Provided records →
..........

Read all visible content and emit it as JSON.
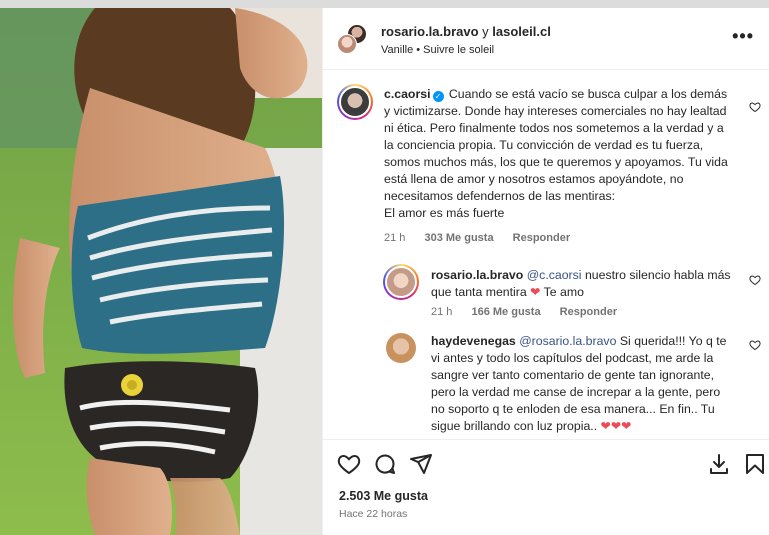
{
  "post": {
    "authors": "rosario.la.bravo y lasoleil.cl",
    "author_main": "rosario.la.bravo",
    "author_join": "y",
    "author_second": "lasoleil.cl",
    "audio": "Vanille • Suivre le soleil",
    "likes": "2.503 Me gusta",
    "time_ago": "Hace 22 horas"
  },
  "comments": [
    {
      "user": "c.caorsi",
      "verified": true,
      "text": "Cuando se está vacío se busca culpar a los demás y victimizarse. Donde hay intereses comerciales no hay lealtad ni ética. Pero finalmente todos nos sometemos a la verdad y a la conciencia propia. Tu convicción de verdad es tu fuerza, somos muchos más, los que te queremos y apoyamos. Tu vida está llena de amor y nosotros estamos apoyándote, no necesitamos defendernos de las mentiras:",
      "text2": "El amor es más fuerte",
      "time": "21 h",
      "likes": "303 Me gusta",
      "reply": "Responder"
    },
    {
      "user": "rosario.la.bravo",
      "mention": "@c.caorsi",
      "text": "nuestro silencio habla más que tanta mentira",
      "emoji": "❤",
      "text_end": "Te amo",
      "time": "21 h",
      "likes": "166 Me gusta",
      "reply": "Responder"
    },
    {
      "user": "haydevenegas",
      "mention": "@rosario.la.bravo",
      "text": "Si querida!!! Yo q te vi antes y todo los capítulos del podcast, me arde la sangre ver tanto comentario de gente tan ignorante, pero la verdad me canse de increpar a la gente, pero no soporto q te enloden de esa manera... En fin.. Tu sigue brillando con luz propia..",
      "emoji": "❤❤❤"
    }
  ],
  "icons": {
    "like": "heart-icon",
    "comment": "comment-icon",
    "share": "share-icon",
    "download": "download-icon",
    "save": "bookmark-icon",
    "more": "more-icon"
  },
  "colors": {
    "verified": "#0095f6",
    "mention": "#385185",
    "heart": "#ed4956",
    "muted": "#737373"
  }
}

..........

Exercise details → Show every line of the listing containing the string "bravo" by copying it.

Answer area →
    "authors": "rosario.la.bravo y lasoleil.cl",
    "author_main": "rosario.la.bravo",
      "user": "rosario.la.bravo",
      "mention": "@rosario.la.bravo",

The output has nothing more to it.